It is 30 years since the classic British situational comedy “Yes Minister” first aired. This much loved show ran for 3 seasons of 7 episodes followed by the sequel, “Yes, Prime Minister” between 1986-88. One of my favourite episodes was “Bishop’s Gambit” in which the now Prime Minister Jim Hacker had to choose one of the candidates put up by the Crown Appointments Commission for a vacant Bishopric in the Church of England. This episode parodies the realities of our state church which to this day is split between conservative evangelicals and catholics who are very religious in the sense usually understood, with conservative views on abortion, euthanasia, drug use, gay rights, etc, and who take the Bible and orthodox Christianity very seriously, and on the other hand liberal, left of centre, “modernists” who seem to come rather close to being atheists. It was often said that this was Margaret Thatcher’s favourite TV show and it was around this time in the 1980s that she vetoed the appointment of James Lawton Thompson as Bishop of Birmingham for his liberal or leftish views.
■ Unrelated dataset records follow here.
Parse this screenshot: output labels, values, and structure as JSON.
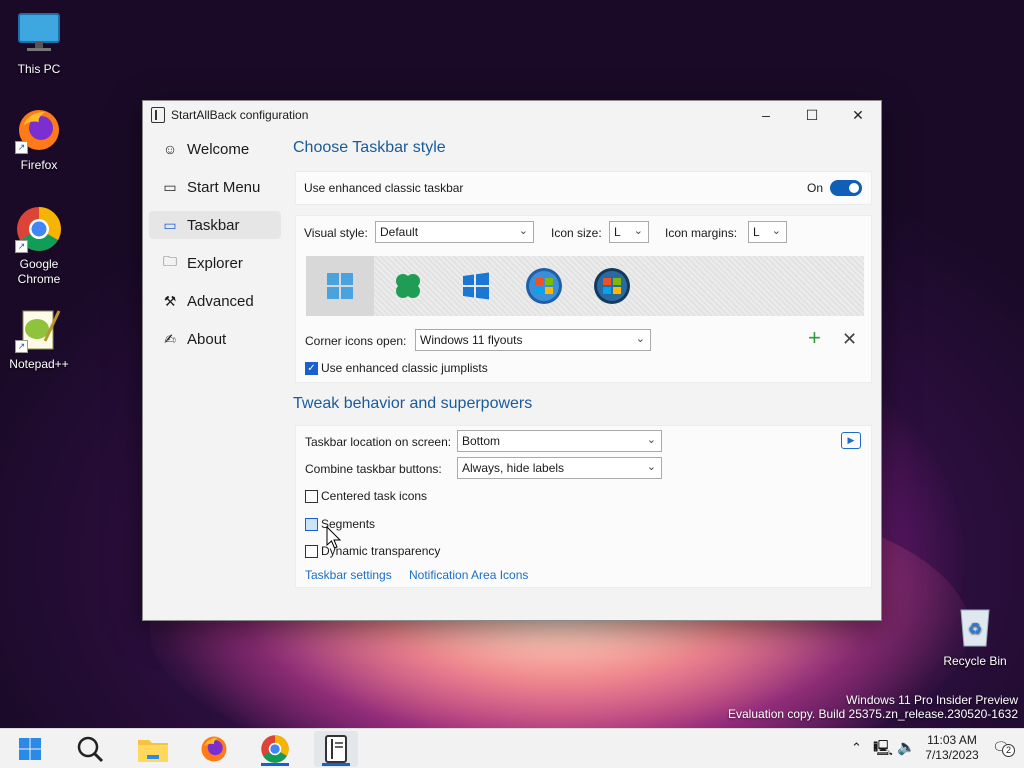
{
  "desktop": {
    "icons": [
      {
        "label": "This PC",
        "icon": "monitor-icon"
      },
      {
        "label": "Firefox",
        "icon": "firefox-icon"
      },
      {
        "label": "Google Chrome",
        "icon": "chrome-icon"
      },
      {
        "label": "Notepad++",
        "icon": "notepadpp-icon"
      },
      {
        "label": "Recycle Bin",
        "icon": "recycle-bin-icon"
      }
    ],
    "watermark": {
      "line1": "Windows 11 Pro Insider Preview",
      "line2": "Evaluation copy. Build 25375.zn_release.230520-1632"
    }
  },
  "window": {
    "title": "StartAllBack configuration",
    "controls": {
      "minimize": "–",
      "maximize": "☐",
      "close": "✕"
    },
    "nav": [
      {
        "label": "Welcome",
        "icon": "smiley-icon",
        "active": false
      },
      {
        "label": "Start Menu",
        "icon": "start-menu-icon",
        "active": false
      },
      {
        "label": "Taskbar",
        "icon": "taskbar-icon",
        "active": true
      },
      {
        "label": "Explorer",
        "icon": "folder-icon",
        "active": false
      },
      {
        "label": "Advanced",
        "icon": "wrench-icon",
        "active": false
      },
      {
        "label": "About",
        "icon": "signature-icon",
        "active": false
      }
    ],
    "section1": {
      "title": "Choose Taskbar style",
      "enhanced_label": "Use enhanced classic taskbar",
      "toggle_label": "On",
      "toggle_on": true,
      "visual_style_label": "Visual style:",
      "visual_style_value": "Default",
      "icon_size_label": "Icon size:",
      "icon_size_value": "L",
      "icon_margins_label": "Icon margins:",
      "icon_margins_value": "L",
      "styles": [
        "windows11-style-icon",
        "clover-style-icon",
        "windows10-style-icon",
        "windows7-orb-icon",
        "windows-vista-orb-icon"
      ],
      "corner_label": "Corner icons open:",
      "corner_value": "Windows 11 flyouts",
      "jumplists_label": "Use enhanced classic jumplists",
      "jumplists_checked": true
    },
    "section2": {
      "title": "Tweak behavior and superpowers",
      "location_label": "Taskbar location on screen:",
      "location_value": "Bottom",
      "combine_label": "Combine taskbar buttons:",
      "combine_value": "Always, hide labels",
      "centered_label": "Centered task icons",
      "segments_label": "Segments",
      "dynamic_label": "Dynamic transparency",
      "link1": "Taskbar settings",
      "link2": "Notification Area Icons"
    }
  },
  "taskbar": {
    "items": [
      "start-icon",
      "search-icon",
      "file-explorer-icon",
      "firefox-icon",
      "chrome-icon",
      "startallback-icon"
    ],
    "time": "11:03 AM",
    "date": "7/13/2023",
    "notification_count": "2"
  }
}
Also around the time of “Yes, Prime Minister”, David Jenkins controversially became the Bishop of Durham and was hounded for his alleged disbelief if not for his left wing political views. Around this time I was a confirmed member of the Church of England and I could perhaps have cynically stayed the course as a non-believing Anglican as some others seem to have done. However, I would have found it impossible to square my own views with what I know to be the faith once delivered to the saints. I am a believer of sorts, just not in Christianity (or at least what I take to be Christianity) and so I have chosen to pursue what I perceive to be the right path, that of Humanism.